by Dr. Binoy Shanker Prasad*
On 28 May 2016, the Malhar Group, at its 11th Annual Springfest, featured a young Sitar player, Shakir Khan, the first son of Shahid Parvez Khan. Both Shahid and Shakir come from the lineage of an established family of musicians, Etawah Gharana.
A short description on the Etawah Gharana should be in order.
In the mid-19th century, Haddu Khan and Hassu Khan, the two Dhrupad and Khayal singing brothers at the Gwalior Princely court (Darbar), accepted one Sahib Singh, a Hindu Rajput music prodigy, as a disciple.
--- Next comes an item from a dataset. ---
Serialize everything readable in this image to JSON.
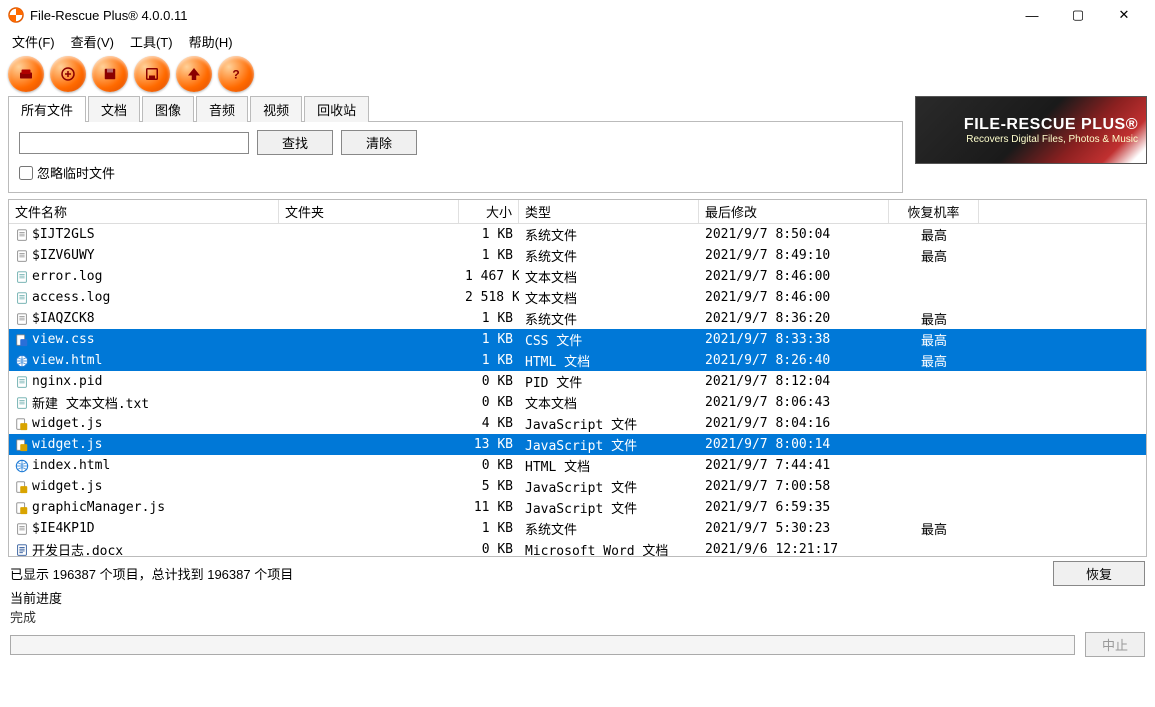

Sahib Singh became Sahabdad Khan after embracing his teachers’ religion and dedicated himself to a rigorous exploration of music and reyaz. He also learnt from the Senia musician Nirmal Shah and later himself became a musician at the Naugaon court.
Accredited with the invention of such musical instruments as Surbahar and Jaltarang, Sahabdad Khan lived in Etawah (in Uttar Pradesh close to Agra) and raised his two sons, Imdad Khan and Karimdad Khan, training them rigorously in music for the first twelve years.
Imdad Khan achieved great fame in his lifetime,
In May 2006, The Malhar Group initiated a festival of Indian classical music in Hamilton Ontario Canada. We called it Springfest. On 23 May 2015, we will be celebrating the tenth anniversary of this signature event in Hamilton Place.
It has been a long road. We are proud to be able to continue this festival in a sustainable manner over these years and have hosted many musicians both from abroad and from the local area. We have had well known artists as well as not so known names to support them and to give them a platform. In Hamilton, this event is now an annual fixture in the local art scene.
This year, we are hosting Sitartist Indrajit Banerjee (Visit Indrajit Banerjee’s Website) of Maihar Gharana along with Hindole Majumdar on the Tabla. After the intermission with complimentary refreshments, we will have Uday Bhawalkar ( Visit Uday Bhawalkar’s Website ) singing Dhrupad along with Pratap Awad on Pakhawaj.
For further information, please email: Send Mail
Anupam Bagchi, President, The Malhar Group
On behalf of all of us in The Malhar Group, we wish you all happy holidays and a happy and prosperous New Year of 2015.
We are working hard to present to you Indian Classical Music in various events as best as we can. Our upcoming events in 2015 are as follows:
- April 4: Annual General Meeting & Listening Session
- May 23: Tenth Annual Springfest
- August 8: Listening Session
- September 19: Third Annual Arohi
- December 5: Listening Session
Please make sure that you pencil in the above dates! Further details on each event will follow. For any questions, email: firstname.lastname@example.org
By Anupam Bagchi – President, The Malhar Group.
For those who love Indian Classical Music, there is nothing more satisfying and exciting than attending live concerts and listening to the artists performing on stage. In a country like Canada, these opportunities are available but there are limitations.
The next best thing after live concerts is to listen to recorded music. We collect music, exchange music and talk about music with other music loving friends almost on a continuous basis! This is our passion!
These days we can of course sit at home and listen to Indian Classical Music all we want via the Internet. It is an enormous boon and it will quickly change the way we interact with the music and the musicians in general. However, it is a lot more fun to enjoy music with your like-minded friends who have the same passion.
The Malhar Group has been organizing Listening Sessions of recorded music for our music loving members for more than a decade. They are more structured than just casual listening and well planned music selections with a specific theme such as a Raga, an artist, a Gharana and the like.
by Binoy Shanker Prasad, PhD
Hubli-Dharwad, a twin-city in Karnataka, occupies a unique spot in the narrative of the Hindustani Classical Music (HCM). Music lovers have called the place a Line of Actual Control between Hindustani and Carnatic music. It’s regarded as the southern outpost of the Hindustani classical music tradition and from there southward the Carnatic music tradition has its sway. Hubli-Dharwad is home to the musical tradition which has still not compromised on its exclusive and defiant purity. The market forces haven’t diluted its dedication to perfection. The city has at least three centers of music, one of them set up by two Canadian HCM enthusiasts.